I met Bob while taking the Meta-NLP class at Gaston College. I have had for the majority of my life an uncontrollable stuttering problem. While in class, I learned how to apply Neuro-Semantics to controlling my stuttering. How do I know it worked? After having a long conversation with several people, it suddenly dawned on me that I hadn’t stuttered at all and that I had talked great. I use to be horrified of calling people on the phone. Now, I can call people without the anxiety and the stuttering. In fact, I suddenly found myself calling people more frequently.
Bank of America
Charlotte, North Carolina
ljcrawley @ earthlink.net
Additional resources on the subject of Stuttering
For more information about using Neuro-Semantics with stuttering, go to our web site and read two articles on the subject with both based on case studies of those who stuttered who overcame their problem in just a matter of a few sessions. The articles are found at:
1. “From Stuttering to Stability: A Case Study” by Linda Rounds with Bob Bodenhamer.
2. “Meta-Stating Stuttering: An NLP Approach to Stuttering” by L. Michael Hall, Ph.D. and Bobby G. Bodenhamer, D.Min.

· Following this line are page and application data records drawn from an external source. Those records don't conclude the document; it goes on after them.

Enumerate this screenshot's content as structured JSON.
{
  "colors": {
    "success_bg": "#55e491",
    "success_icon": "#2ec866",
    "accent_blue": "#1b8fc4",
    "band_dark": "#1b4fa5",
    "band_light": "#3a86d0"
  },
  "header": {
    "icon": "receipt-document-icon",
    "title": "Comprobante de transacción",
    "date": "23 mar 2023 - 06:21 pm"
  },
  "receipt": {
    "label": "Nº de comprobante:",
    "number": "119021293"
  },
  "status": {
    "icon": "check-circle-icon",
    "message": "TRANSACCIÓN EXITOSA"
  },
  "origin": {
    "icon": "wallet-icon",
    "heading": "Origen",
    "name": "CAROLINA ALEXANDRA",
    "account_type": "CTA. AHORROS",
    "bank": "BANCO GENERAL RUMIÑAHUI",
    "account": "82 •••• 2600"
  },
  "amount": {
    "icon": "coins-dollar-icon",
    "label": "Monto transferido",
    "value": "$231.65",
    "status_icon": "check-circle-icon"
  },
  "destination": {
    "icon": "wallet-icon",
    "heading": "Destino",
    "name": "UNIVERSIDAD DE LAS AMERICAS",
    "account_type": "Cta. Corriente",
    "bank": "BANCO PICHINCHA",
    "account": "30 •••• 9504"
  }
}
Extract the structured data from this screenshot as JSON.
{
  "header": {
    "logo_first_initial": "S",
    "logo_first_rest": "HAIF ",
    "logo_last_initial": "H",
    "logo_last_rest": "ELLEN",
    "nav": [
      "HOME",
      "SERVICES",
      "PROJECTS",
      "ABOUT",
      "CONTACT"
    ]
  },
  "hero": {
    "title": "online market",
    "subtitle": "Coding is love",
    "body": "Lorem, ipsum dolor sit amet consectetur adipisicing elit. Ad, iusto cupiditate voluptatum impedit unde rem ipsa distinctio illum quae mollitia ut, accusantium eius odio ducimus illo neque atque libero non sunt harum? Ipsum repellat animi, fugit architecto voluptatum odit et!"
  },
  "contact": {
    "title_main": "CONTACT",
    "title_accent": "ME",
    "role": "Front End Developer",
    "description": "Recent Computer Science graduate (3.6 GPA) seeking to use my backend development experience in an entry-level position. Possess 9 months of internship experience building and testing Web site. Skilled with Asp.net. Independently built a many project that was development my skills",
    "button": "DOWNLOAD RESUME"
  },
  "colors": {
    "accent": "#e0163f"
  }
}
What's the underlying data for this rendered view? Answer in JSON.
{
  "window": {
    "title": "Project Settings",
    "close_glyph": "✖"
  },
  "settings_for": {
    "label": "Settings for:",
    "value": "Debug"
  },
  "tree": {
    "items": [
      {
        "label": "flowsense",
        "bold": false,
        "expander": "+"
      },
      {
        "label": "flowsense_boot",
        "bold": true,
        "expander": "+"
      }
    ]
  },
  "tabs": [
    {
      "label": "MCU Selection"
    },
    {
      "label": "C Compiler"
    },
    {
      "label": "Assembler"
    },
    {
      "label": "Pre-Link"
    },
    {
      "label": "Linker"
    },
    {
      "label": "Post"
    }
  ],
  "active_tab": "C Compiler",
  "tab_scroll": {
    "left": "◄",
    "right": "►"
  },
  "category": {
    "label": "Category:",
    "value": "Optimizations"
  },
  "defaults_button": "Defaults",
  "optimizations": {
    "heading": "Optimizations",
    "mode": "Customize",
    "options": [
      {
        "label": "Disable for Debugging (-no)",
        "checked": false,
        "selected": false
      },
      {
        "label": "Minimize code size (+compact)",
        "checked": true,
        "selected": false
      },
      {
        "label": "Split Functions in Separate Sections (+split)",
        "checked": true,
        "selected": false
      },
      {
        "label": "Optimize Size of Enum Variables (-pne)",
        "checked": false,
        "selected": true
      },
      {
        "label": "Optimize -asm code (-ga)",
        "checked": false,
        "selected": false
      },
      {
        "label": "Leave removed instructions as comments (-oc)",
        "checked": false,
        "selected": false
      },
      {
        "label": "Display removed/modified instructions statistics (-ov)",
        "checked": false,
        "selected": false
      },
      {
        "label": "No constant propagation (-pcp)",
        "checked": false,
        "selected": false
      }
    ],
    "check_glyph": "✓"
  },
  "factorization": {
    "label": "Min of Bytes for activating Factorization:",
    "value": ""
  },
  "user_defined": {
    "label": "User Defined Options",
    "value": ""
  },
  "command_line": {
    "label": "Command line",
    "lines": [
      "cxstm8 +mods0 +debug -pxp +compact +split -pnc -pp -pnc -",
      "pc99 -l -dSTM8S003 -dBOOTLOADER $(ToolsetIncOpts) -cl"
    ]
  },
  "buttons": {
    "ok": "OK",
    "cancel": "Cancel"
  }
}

3. E-mail Discussion on Yahoo Groups. The Institute Of Neuro-Semantics, Meta-States, NLP &; General Semantics sponsors the Neuro-Semantics of Stuttering Yahoo Group. Announcement and Discussion List to provide support, information, education and training on Meta-Stating Stuttering utilizing Neuro-Linguistics, Neuro-Semantics, Meta-States and General Semantics Models –
This list will serve as an information exchange and a discussion forum for overcoming stuttering utilizing each model and will provide information on upcoming trainings, additions and editions to each model and developments in each field by contributors.
Questions and comments, updates, noteworthy announcements about stuttering and the use of Neuro-Linguistics, Neuro-Semantics and the Meta-States Models are welcomed. The list manager/owner, Linda Rounds, is responsible for approval of list members and messages posted to the list as this is a moderated and private list.
Bloodstein, Oliver (1975). In J. Eisenson (Ed.), Stuttering: A Second Symposium. New York: Harper & Row.
Korzybski, Alfred. (1941/1994). Science and sanity: An introduction to non-Aristotelian systems and general semantics, (5th. ed.). Lakeville, CN: International Non-Aristotelian Library Publishing Co.
Overdurf, John; Silverthorn. (1996). Beyond Words Audio Cassettes.
James, Tad. (1989). Master Time Line Therapy Training Manual.
Hall, L. Michael (1995). Meta-states: A new domain of logical levels, self-reflexiveness in human States of consciousness. Grand Junction, CO: ET Publications.
Hall, L. Michael. (1996). Dragon slaying: Dragons to princes. Grand Junction, CO: ET Publications.
Hall, L. Michael Hall and Bob Bodenhamer, “The Drop Down Through and Mind Back Tracking Techniques” on The Institute of Neuro-Semantics Web Site at www.neurosemantics.com
Johnson, Wendell (1964/1989) People in quandaries: The semantics of personal adjustment. San Franciso, CA: International Society for General Semantics.
Sheehan, J.G., & V.M. Sheehan (1984). Avoidance-reduction therapy: A response suppression hypothesis. In W.H. Perkins (Ed.), Stuttering disorders. New York: Thieme-Stratton
L. Michael Hall, Ph.D. is a psychologist licensed as a LPC in the state of Colorado, trained in the Cognitive-Behavioral model, developer of the Meta-States model, prolific author, entrepreneur, and international trainer.
Bobby G. Bodenhamer, D.Min. is an international trainer in Neuro-Semantics and NLP, author of numerous books, ordained minister, and director of the First Institute of NS in Gastonia NC.